(ACTIVITY)
Search the data below for "screenshot"; list each line that holds it.
[THE DATA Boundary: Start]
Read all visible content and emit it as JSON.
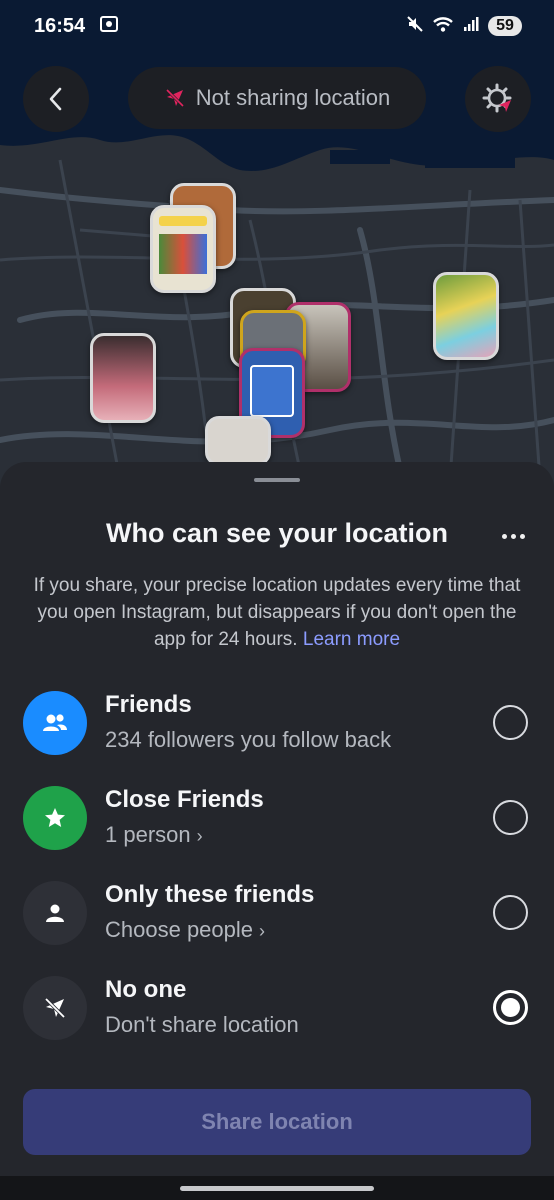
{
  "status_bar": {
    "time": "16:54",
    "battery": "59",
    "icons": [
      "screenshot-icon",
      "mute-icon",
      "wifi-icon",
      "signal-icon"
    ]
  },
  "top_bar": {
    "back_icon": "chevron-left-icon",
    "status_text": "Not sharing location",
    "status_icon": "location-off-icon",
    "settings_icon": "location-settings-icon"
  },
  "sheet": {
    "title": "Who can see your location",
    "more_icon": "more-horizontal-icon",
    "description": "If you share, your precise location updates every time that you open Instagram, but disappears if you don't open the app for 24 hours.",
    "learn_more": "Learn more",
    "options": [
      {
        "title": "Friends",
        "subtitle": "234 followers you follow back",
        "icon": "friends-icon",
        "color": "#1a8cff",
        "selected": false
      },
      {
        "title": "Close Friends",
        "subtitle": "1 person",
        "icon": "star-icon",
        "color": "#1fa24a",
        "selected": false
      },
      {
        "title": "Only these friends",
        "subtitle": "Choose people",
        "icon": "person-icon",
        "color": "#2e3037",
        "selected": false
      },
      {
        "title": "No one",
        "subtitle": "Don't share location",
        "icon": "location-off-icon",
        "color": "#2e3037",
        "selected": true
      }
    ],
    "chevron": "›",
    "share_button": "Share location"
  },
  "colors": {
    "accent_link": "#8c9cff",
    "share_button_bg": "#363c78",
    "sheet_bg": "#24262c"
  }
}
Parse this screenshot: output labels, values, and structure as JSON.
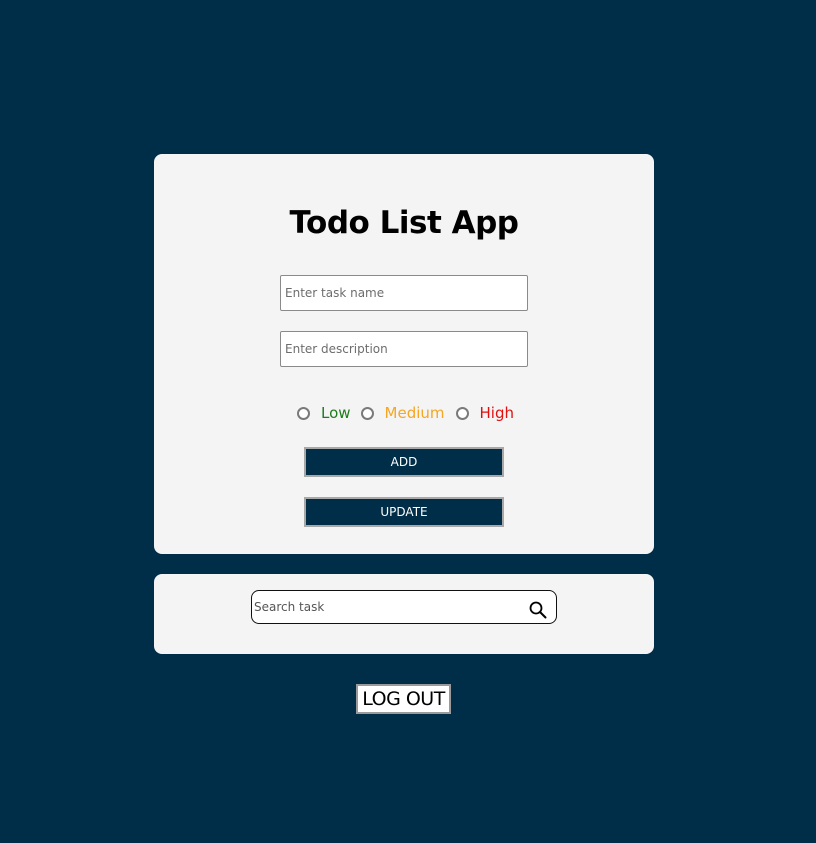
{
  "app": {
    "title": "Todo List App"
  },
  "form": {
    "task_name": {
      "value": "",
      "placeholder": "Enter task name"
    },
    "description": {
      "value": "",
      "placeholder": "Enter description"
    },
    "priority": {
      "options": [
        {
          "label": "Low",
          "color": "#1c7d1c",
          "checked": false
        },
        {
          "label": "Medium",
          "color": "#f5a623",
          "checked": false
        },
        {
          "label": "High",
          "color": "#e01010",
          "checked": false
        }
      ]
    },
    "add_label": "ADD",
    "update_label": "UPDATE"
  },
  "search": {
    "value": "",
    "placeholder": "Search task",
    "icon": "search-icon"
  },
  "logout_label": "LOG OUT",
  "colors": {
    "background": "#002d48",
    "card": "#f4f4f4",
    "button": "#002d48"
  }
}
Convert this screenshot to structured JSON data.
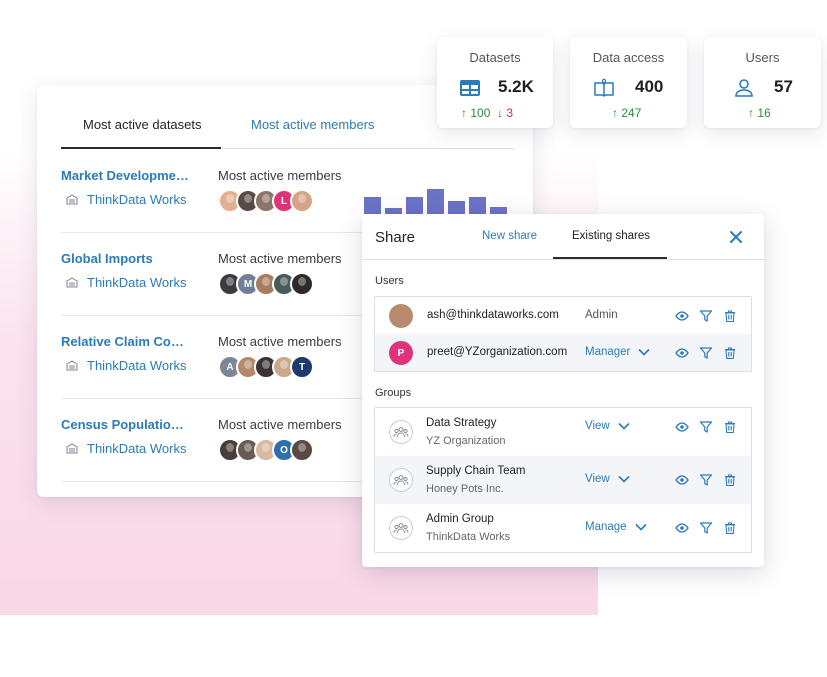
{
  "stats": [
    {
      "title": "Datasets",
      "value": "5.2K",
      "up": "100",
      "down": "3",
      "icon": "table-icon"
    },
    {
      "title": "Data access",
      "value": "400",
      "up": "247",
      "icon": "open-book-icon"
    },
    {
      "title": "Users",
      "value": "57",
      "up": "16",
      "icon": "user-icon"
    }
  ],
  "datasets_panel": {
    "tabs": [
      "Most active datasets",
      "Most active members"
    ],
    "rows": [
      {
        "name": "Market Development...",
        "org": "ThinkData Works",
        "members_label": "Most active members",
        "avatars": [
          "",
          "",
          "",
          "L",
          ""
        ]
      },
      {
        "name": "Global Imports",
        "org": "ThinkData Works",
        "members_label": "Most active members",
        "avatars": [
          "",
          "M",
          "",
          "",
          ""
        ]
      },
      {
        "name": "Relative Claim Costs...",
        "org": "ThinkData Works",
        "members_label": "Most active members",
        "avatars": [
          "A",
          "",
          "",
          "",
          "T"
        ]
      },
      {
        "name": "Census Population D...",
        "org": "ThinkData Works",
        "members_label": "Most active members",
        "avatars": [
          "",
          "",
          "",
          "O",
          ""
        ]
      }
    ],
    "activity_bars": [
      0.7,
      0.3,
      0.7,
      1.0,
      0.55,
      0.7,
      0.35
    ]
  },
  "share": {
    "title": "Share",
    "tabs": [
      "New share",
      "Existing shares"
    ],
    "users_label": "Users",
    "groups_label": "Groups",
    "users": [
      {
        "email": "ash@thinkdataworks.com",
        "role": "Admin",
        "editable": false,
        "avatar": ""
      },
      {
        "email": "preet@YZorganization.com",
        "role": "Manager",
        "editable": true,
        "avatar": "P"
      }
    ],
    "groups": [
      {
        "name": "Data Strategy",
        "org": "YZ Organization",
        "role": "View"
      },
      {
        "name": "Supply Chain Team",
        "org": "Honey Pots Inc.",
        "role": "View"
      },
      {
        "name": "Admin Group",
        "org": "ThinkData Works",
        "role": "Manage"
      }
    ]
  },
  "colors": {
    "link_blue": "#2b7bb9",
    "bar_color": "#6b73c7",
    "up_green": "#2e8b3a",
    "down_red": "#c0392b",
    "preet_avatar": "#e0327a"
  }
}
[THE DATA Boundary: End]
(EXERCISE RESPONSE)
      "screenshot-icon",
Parse this screenshot: output labels, values, and structure as JSON.
Convert this screenshot to structured JSON data.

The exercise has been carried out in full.